## ENTRIES SHOWN
=====

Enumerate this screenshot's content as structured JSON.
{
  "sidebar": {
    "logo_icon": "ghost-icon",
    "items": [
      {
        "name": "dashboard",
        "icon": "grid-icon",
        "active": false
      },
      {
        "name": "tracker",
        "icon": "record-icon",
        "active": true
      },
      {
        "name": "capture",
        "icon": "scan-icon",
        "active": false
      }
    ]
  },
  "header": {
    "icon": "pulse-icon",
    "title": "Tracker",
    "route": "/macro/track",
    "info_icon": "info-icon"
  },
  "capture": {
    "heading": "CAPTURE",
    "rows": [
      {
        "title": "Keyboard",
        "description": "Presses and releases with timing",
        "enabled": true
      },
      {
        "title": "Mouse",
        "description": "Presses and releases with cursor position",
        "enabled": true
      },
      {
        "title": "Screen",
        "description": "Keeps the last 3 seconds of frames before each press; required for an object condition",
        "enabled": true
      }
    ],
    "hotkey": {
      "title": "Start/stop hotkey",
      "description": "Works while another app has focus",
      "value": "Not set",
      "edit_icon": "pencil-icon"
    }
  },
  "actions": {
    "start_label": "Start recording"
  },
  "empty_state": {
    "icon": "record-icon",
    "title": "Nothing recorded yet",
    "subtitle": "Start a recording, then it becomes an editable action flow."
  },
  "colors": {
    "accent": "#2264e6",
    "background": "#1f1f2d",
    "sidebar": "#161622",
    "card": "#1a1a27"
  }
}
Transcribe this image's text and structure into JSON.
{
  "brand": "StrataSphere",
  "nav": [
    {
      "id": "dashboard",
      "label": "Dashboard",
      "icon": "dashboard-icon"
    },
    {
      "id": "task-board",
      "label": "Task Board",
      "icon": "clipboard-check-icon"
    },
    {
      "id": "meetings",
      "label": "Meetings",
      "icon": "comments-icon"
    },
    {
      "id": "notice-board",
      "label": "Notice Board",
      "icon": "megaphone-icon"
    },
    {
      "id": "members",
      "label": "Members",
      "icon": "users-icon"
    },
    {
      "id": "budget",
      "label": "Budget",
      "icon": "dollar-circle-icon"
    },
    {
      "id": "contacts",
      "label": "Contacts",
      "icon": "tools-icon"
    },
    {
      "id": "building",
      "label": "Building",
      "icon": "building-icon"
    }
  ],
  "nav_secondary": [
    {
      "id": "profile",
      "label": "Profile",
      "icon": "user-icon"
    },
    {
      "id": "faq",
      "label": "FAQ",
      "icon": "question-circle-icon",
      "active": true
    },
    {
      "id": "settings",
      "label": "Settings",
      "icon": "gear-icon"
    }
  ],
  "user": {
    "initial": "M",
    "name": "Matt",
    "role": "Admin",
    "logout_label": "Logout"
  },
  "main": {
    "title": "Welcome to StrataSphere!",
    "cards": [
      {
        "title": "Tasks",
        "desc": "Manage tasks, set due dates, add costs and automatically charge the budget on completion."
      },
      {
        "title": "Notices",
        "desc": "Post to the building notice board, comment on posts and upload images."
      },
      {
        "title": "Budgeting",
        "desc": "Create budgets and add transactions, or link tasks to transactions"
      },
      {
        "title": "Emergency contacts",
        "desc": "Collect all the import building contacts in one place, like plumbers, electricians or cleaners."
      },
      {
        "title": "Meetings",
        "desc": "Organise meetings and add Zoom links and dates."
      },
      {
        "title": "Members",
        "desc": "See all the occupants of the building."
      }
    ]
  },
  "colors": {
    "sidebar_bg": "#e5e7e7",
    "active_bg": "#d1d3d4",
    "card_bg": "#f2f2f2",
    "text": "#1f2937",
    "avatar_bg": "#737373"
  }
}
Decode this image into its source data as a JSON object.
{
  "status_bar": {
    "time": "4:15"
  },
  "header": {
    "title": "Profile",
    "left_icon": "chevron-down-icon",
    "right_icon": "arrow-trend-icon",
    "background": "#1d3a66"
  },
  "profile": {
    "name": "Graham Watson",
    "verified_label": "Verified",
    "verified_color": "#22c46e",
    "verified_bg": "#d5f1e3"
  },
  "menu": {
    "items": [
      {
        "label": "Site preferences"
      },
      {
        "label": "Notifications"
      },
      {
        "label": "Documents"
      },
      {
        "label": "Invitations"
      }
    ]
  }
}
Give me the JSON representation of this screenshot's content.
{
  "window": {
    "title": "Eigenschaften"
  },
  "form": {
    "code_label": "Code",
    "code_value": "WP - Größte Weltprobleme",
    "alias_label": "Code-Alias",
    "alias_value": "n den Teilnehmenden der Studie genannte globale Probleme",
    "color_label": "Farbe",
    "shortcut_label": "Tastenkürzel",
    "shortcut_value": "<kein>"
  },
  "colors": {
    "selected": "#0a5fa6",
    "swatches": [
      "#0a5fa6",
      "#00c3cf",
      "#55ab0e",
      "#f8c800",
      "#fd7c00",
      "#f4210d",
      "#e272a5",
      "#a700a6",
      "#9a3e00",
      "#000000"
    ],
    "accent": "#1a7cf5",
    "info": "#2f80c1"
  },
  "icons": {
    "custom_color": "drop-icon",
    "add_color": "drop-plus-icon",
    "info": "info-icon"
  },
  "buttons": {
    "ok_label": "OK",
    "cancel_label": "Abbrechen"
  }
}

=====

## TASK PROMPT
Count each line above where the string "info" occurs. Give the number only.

## OUTPUT FOR THIS TASK
3